“Spring is when you feel like whistling even with a shoe full of slush.”--Doug Larson
The first thing I do when I wake up is look outside to greet the new day. The large white flakes that returned my greeting on Monday were actually quite lovely. But “lovely” was not my first thought when I looked out and saw everything white.
In December, it might have been. But not in mid-March. Nope. I actually felt slightly outraged! Snow! How dare it snow the first week of spring here in Scarsdale?! We’ve had a tough winter, and while it was sunny enough to enjoy biking yesterday, why is it snowing again?!
You see, I’d already diagnosed myself with a severe case of spring fever, and this late snowfall wasn’t fitting in with my treatment plan.
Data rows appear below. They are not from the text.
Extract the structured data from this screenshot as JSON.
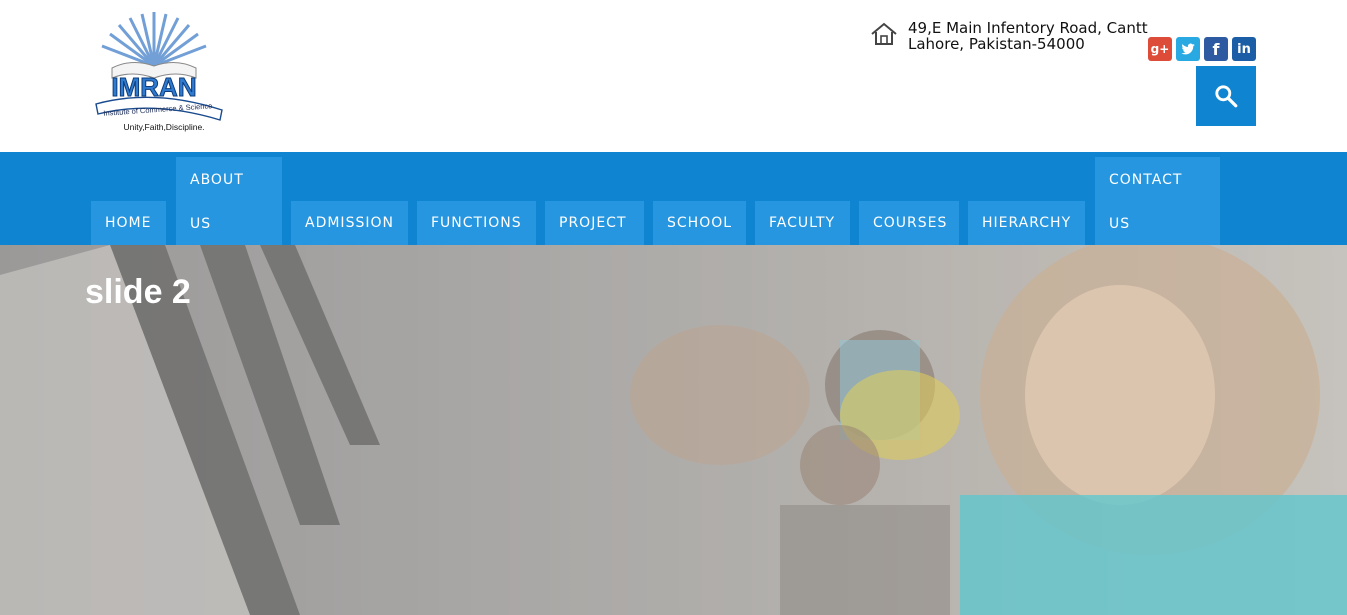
{
  "logo": {
    "name": "IMRAN",
    "tagline": "Institute of Commerce & Science",
    "motto": "Unity,Faith,Discipline."
  },
  "address": {
    "line1": "49,E Main Infentory Road, Cantt",
    "line2": "Lahore, Pakistan-54000"
  },
  "social": [
    {
      "name": "google-plus",
      "glyph": "g+"
    },
    {
      "name": "twitter",
      "glyph": "t"
    },
    {
      "name": "facebook",
      "glyph": "f"
    },
    {
      "name": "linkedin",
      "glyph": "in"
    }
  ],
  "nav": {
    "home": "HOME",
    "about_1": "ABOUT",
    "about_2": "US",
    "admission": "ADMISSION",
    "functions": "FUNCTIONS",
    "project": "PROJECT",
    "school": "SCHOOL",
    "faculty": "FACULTY",
    "courses": "COURSES",
    "hierarchy": "HIERARCHY",
    "contact_1": "CONTACT",
    "contact_2": "US"
  },
  "hero": {
    "title": "slide 2"
  },
  "colors": {
    "nav_bg": "#0f85d2",
    "nav_item_bg": "#2696e0"
  }
}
Huckleberry Finn gives one of my favorite descriptions of this seasonal malady. He said, “It’s spring fever. That is what the name of it is. And when you’ve got it, you want–oh, you don’t quite know what it is you DO want, but it just fairly makes your heart ache, you want it so! It seems to you that mainly what you want is to get away; get away from the same old tedious things you’re so used to seeing and so tired of, and set something new. That is the idea….”
So, what did I do after seeing the snow? I decided quickly to go out with my camera and grab some cool pictures of crocuses peeking through the snow. It took me all of five minutes, even with juggling an umbrella and camera. My mood improved. I even got excited seeing the tenacity of these spring flowers. You can see my favorite photo at the top of this article.
Spring is a great time to jump into new things. New clothes and new shoes are popular. I hear that bell bottoms and clogs are going to be “in.” What we put on can certainly impact how we feel about ourselves. New stuff can give a pleasant boost in the face of late winter doldrums.
Do you want a bigger boost than what is offered by new clothes? How about trying on a new habit for spring? How can you get a jump forward and “set something new,” like Huck Finn suggests, in your life?
Well, pick something and get started. But pick something small and manageable. Make it a small step that fits with where you are right now in your life. You know your life best.
What is out of balance? What could use more attention? What could create more positive moods? People are really good at devising grand schemes for improving their lives. And then the big plan gets sabotaged. Simple small steps more often produce success. So choose something small but specific.
Here’s a few examples from friends.
This spring, I’m walking home from the train station at least once a week. I’m already feeling better.
I’m taking one minute to start and end each day giving thanks for something specific. I’m finding I’m even sleeping better.
I’m making my first words to my spouse after work positive ones instead of my usual complaining about what went wrong with the day. We both like this better!
I’m buying baby carrots to snack on instead of peanuts.
I’m asking friends, “How are you doing?” And then I’m trying to really listen to their answer.
I’m stopping to let pedestrians cross in front of my car and enjoying seeing how surprised (and grateful) they are. It makes me feel good.
I’m trying to read a book I enjoy each month. And then talk about it with someone.
I’m giving more compliments, even though sometimes they’re hard to come up with.
I’m remembering to take deep breaths and relax my shoulders to calm down when I’m getting upset at my co-workers or kids.
New habits don’t come into being fully formed. They take time to learn and develop. They are more like the crocus we see unfurling all around town. First, you see small green shoots. Then, a speck of brilliant color. And finally, the blossom turns open to the sun. Even when there is snow. So, be patient as you learn a new step. Did you know it takes about 21 days for a habit to become a natural part of our routines?
I’m curious to hear what step you pick! Let me know how it goes.
Musings on life and relationships from Family Therapist Tamera Schreur